Pentagon public relations had arranged the tour because they wanted me to see how sane its "missileers," as they were known, were. And they were sane. Too sane. It was 1978, and I had had been investigating "The Subterranean World of the Bomb" for a Harper's story of that name, and I decided I had to ask the missile crewmen the ultimate questions. This is how I described it:
I asked these sanest of all men how they could be sure they'd be able to launch when they knew it [the attack] was for real.
"One thing you have to understand, remember," one of the crewmen told me, "is that when I get an authenticated launch order I have to figure my wife and kids'd be dead already up above. The base is ground zero. Why shouldn't I launch? The only thing I'd have to look forward to if I ever got up to the surface would be romping around with huge mutant bunny rabbits." We all laughed. It seemed funny at the time.
"Okay then, put it this way," I said , "If you assume that when you get the launch order everyone on our side has been devastated by a Soviet first strike, is there any purpose served by destroying what's left of humanity by retaliating purely for revenge?"
Our conversation turned to the Christian ethic of "turn the other cheek," and I asked:

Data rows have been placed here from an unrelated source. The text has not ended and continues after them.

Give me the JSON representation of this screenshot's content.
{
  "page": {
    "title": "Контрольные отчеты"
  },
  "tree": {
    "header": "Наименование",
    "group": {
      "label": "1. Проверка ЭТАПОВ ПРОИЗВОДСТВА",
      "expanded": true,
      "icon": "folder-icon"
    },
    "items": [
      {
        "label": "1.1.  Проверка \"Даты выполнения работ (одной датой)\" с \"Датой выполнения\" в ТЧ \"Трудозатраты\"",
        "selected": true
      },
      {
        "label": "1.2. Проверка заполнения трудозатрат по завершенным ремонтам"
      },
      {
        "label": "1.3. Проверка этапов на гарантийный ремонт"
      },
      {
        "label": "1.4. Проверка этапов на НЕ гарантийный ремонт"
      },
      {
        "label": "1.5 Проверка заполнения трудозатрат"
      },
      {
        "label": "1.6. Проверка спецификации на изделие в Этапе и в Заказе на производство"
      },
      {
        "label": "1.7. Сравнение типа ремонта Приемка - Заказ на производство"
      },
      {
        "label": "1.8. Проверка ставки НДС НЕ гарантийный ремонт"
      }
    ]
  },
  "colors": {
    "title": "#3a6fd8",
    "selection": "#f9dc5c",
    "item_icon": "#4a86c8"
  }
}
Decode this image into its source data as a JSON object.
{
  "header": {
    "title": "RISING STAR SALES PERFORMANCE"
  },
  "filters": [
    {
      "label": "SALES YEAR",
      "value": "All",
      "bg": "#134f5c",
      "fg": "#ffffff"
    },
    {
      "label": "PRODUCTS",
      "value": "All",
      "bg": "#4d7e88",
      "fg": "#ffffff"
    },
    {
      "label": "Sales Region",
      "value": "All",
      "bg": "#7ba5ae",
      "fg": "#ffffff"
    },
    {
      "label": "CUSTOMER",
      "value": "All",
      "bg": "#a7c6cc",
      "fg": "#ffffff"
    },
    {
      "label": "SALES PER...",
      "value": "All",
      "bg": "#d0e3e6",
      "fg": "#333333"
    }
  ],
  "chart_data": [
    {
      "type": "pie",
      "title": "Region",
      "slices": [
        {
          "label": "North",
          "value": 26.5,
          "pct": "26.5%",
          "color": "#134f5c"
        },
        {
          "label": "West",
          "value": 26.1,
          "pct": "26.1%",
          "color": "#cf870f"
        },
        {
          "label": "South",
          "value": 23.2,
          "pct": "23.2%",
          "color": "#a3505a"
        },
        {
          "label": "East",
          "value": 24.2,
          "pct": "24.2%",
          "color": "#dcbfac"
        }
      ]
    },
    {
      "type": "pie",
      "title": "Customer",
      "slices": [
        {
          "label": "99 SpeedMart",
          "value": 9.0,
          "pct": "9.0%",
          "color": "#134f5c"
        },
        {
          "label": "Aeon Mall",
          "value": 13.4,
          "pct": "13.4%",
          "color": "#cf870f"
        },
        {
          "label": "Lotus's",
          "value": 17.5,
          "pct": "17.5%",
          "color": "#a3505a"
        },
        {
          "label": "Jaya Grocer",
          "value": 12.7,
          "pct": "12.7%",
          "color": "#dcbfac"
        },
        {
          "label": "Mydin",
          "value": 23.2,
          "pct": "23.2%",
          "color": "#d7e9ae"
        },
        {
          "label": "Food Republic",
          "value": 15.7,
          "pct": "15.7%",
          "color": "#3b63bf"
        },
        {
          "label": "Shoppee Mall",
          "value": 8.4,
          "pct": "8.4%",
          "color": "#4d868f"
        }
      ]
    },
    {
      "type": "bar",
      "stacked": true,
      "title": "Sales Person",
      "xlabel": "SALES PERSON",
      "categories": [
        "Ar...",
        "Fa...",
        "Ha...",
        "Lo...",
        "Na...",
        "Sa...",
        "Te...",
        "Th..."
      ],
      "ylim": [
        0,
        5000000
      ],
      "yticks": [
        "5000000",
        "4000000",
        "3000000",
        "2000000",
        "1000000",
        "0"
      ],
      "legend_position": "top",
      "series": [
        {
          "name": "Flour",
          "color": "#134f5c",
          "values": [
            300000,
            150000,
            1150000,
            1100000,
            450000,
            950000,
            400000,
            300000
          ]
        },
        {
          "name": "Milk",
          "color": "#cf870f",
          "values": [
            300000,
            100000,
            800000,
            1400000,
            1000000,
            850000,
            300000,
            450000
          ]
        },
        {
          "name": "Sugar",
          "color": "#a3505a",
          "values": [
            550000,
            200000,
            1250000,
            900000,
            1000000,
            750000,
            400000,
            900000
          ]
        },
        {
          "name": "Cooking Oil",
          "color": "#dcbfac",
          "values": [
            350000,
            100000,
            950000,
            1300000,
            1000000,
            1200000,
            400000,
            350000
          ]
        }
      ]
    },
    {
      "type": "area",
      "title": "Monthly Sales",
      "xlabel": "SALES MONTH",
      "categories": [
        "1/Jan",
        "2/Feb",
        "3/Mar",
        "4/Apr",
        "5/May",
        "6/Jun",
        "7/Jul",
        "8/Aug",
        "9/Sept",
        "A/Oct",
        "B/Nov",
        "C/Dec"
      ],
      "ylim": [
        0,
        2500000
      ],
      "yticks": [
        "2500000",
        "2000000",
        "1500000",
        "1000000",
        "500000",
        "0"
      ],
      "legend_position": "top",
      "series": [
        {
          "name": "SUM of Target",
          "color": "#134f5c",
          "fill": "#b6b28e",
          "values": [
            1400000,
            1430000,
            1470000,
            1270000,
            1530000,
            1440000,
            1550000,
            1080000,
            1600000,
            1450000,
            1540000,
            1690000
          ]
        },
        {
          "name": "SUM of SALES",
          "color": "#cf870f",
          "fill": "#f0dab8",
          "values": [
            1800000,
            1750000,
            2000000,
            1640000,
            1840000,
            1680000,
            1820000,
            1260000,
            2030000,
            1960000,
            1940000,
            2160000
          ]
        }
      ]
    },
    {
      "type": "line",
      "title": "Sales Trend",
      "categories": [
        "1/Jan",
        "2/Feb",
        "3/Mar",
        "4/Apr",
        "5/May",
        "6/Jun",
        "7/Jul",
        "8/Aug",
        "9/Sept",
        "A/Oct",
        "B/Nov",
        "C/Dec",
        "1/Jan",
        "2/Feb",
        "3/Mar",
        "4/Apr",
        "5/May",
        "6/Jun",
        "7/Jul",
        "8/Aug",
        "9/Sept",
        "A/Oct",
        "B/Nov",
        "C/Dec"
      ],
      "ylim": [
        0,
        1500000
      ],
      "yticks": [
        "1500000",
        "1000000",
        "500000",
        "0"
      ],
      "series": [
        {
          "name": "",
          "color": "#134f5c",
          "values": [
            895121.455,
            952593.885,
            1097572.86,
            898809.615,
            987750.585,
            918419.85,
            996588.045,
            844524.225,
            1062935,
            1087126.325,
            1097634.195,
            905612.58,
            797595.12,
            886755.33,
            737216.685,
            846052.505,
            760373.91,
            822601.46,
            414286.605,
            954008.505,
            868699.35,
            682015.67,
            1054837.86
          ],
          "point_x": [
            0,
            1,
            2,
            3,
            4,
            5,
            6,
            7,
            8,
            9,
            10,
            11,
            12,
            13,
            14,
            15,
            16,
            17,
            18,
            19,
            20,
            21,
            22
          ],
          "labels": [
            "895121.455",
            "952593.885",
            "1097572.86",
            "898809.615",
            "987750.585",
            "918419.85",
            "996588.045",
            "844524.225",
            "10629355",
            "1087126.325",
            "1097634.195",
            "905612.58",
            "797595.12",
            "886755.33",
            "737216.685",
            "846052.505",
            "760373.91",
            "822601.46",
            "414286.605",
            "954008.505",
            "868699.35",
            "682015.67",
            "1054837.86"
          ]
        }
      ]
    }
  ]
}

"Say you're [then President] Jimmy Carter, a serious Christian, and you're President when the whole deterrence thing fails. ...You see those missiles coming in on the radar screen and you know mass murder is about to happen to your people and nothing you can do will stop it. Is there any point in committing another act of mass murder?"
"You think he should surrender?" another crewman asked me.
"I don't know," I said, taken aback by the question.
Recently, long after that encounter, I came upon a fascinating study of Jewish thinking on nuclear retaliation—all this nuclear doctrine leads you ultimately to theological questions. In particular there was a fascinating passage in a paper written by Warner D. Farr, a colonel in the U.S. Army.
Farr had made a careful study of the theological literature on the Last Resort question of retaliation when deterrence fails.
"In Jewish law," he wrote, "it is asserted, 'there are two types of war, one obligatory and mandatory (milkhemet mitzvah) and the one authorized but optional (milkhemet reshut).' ... Interpretation of Jewish law concerning nuclear weapons does not permit their use for mutual assured destruction. However, it does allow possession and threatening their use, even if actual use is not justifiable under the law." (Italics mine.)
Threat, yes? Use, no? Who knew the Talmudists had parsed nuclear war so closely. The footnote to this assertion refers to a paper by a scholar named Michael J. Broyde called "Fighting the War and the Peace: Battlefield Ethics, Peace Talks, Treaties, and Pacifism in the Jewish Tradition."
Here's the relevant section on deterrence and retaliation and the Decision of Last Resort:
The use of nuclear weapons as a weapon of mass destruction is very problematic in Jewish law. In a situation of Mutually Assured Destruction if weapons are used, it is clear that the Jewish tradition would prohibit the actual use of such weapons if such weapons were to cause the large scale destruction of human life on the earth as it currently exists. The Talmud explicitly prohibits the waging of war in a situation where the casualty rate exceeds a sixth of the population. Lord Jakobovits, in an article written more than thirty years ago, summarized the Jewish law on this topic in his eloquent manner:
"In view of this vital limitation of the law of self-defense, it would appear that a defensive war likely to endanger the survival of the attacking and the defending nations alike, if not indeed the entire human race, can never be justified. On this assumption, then, that the choice posed by a threatened nuclear attack would be either complete destruction or surrender, only the second may be morally vindicated."
However, one caveat is needed: It is permissible to threaten to adopt a military strategy that it is in fact prohibited to use, in order to deter a war. While one injustice cannot ever justify another injustice, sometimes threatening to do a wrong can prevent the initial wrong from occurring. Just because one cannot pull the nuclear trigger does not mean one cannot own a nuclear gun. [Italics mine.]
It is important to understand the logical syllogism which permits this conduct. It is prohibited—because of the prohibition to lie—to threaten to use a weapon that is prohibited to actually use. However, it can be clearly demonstrated that lying to save the life of an innocent person is permissible. Thus, this lie becomes legally justifiable to save one's own life too. An example proves this point: If a person desired to kill an innocent person and one cannot prevent that act by killing the potential murderer, one could threaten this person by saying "if you kill this innocent person, I will kill your children." While, of course, one could not carry out the threat in response to the murder ...